Problem :: Leave the pictures out. Return the rest of the listing below exactly.

::::

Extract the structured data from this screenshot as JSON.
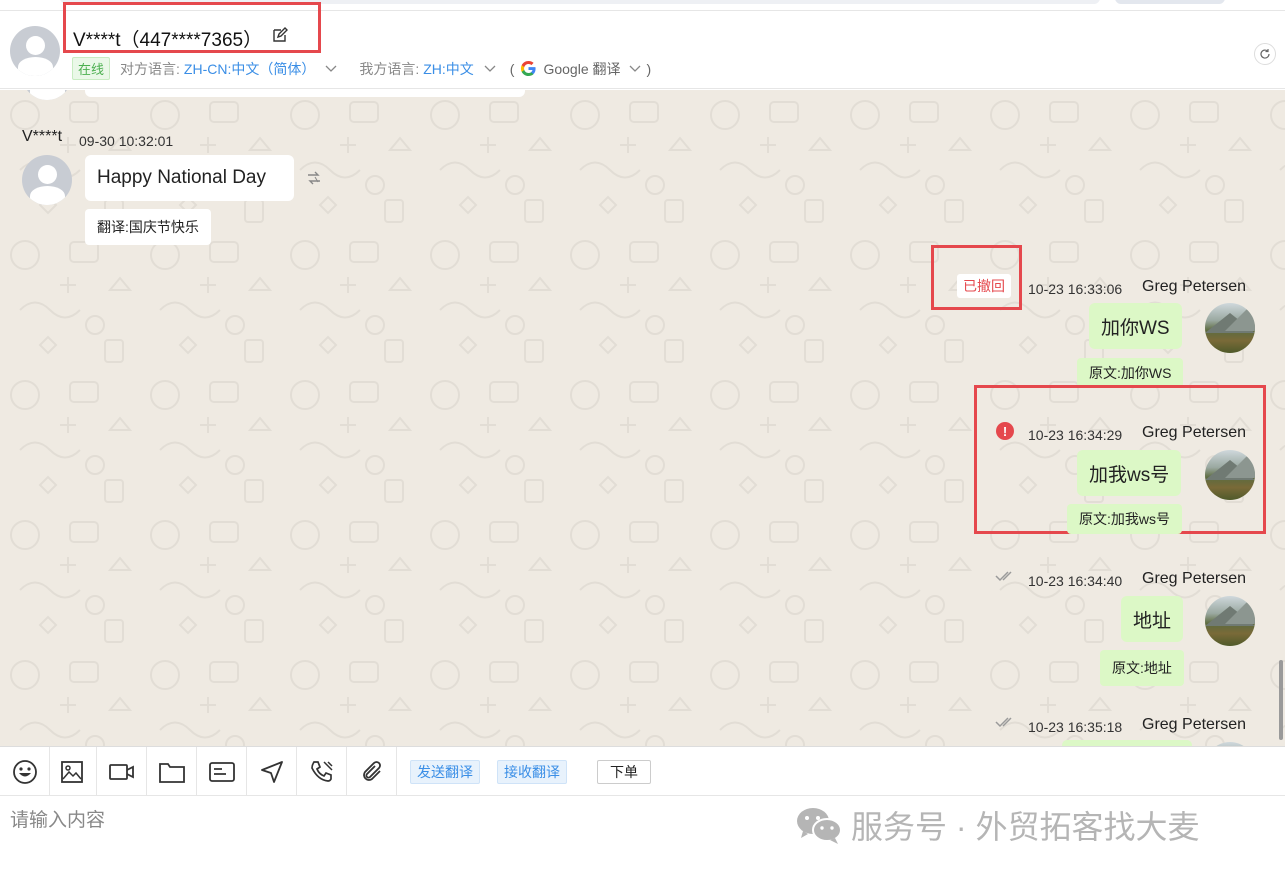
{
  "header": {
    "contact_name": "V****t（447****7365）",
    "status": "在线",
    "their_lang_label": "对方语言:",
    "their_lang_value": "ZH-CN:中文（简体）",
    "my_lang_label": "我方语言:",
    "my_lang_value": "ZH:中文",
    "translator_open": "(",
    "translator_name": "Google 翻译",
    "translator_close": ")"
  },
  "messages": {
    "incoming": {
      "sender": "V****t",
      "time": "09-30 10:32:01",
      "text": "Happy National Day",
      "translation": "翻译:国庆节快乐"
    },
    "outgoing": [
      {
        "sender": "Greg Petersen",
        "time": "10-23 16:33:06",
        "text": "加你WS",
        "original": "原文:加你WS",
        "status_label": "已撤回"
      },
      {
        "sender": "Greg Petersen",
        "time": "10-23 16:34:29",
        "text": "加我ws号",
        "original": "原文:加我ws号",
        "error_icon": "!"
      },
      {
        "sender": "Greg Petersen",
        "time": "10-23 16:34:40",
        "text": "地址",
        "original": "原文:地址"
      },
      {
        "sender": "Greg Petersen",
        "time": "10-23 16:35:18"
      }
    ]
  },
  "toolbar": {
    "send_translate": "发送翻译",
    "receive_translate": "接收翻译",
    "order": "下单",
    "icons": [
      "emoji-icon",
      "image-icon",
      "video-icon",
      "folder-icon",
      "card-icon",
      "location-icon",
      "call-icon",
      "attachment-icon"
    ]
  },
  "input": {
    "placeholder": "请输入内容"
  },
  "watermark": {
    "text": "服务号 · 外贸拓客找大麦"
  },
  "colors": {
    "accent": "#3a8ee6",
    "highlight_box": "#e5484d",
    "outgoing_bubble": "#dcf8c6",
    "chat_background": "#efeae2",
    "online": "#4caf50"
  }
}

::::

Reply ::
Extract the structured data from this screenshot as JSON.
{
  "header": {
    "contact_name": "V****t（447****7365）",
    "status": "在线",
    "their_lang_label": "对方语言:",
    "their_lang_value": "ZH-CN:中文（简体）",
    "my_lang_label": "我方语言:",
    "my_lang_value": "ZH:中文",
    "translator_open": "(",
    "translator_name": "Google 翻译",
    "translator_close": ")"
  },
  "messages": {
    "incoming": {
      "sender": "V****t",
      "time": "09-30 10:32:01",
      "text": "Happy National Day",
      "translation": "翻译:国庆节快乐"
    },
    "outgoing": [
      {
        "sender": "Greg Petersen",
        "time": "10-23 16:33:06",
        "text": "加你WS",
        "original": "原文:加你WS",
        "status_label": "已撤回"
      },
      {
        "sender": "Greg Petersen",
        "time": "10-23 16:34:29",
        "text": "加我ws号",
        "original": "原文:加我ws号",
        "error_icon": "!"
      },
      {
        "sender": "Greg Petersen",
        "time": "10-23 16:34:40",
        "text": "地址",
        "original": "原文:地址"
      },
      {
        "sender": "Greg Petersen",
        "time": "10-23 16:35:18"
      }
    ]
  },
  "toolbar": {
    "send_translate": "发送翻译",
    "receive_translate": "接收翻译",
    "order": "下单",
    "icons": [
      "emoji-icon",
      "image-icon",
      "video-icon",
      "folder-icon",
      "card-icon",
      "location-icon",
      "call-icon",
      "attachment-icon"
    ]
  },
  "input": {
    "placeholder": "请输入内容"
  },
  "watermark": {
    "text": "服务号 · 外贸拓客找大麦"
  },
  "colors": {
    "accent": "#3a8ee6",
    "highlight_box": "#e5484d",
    "outgoing_bubble": "#dcf8c6",
    "chat_background": "#efeae2",
    "online": "#4caf50"
  }
}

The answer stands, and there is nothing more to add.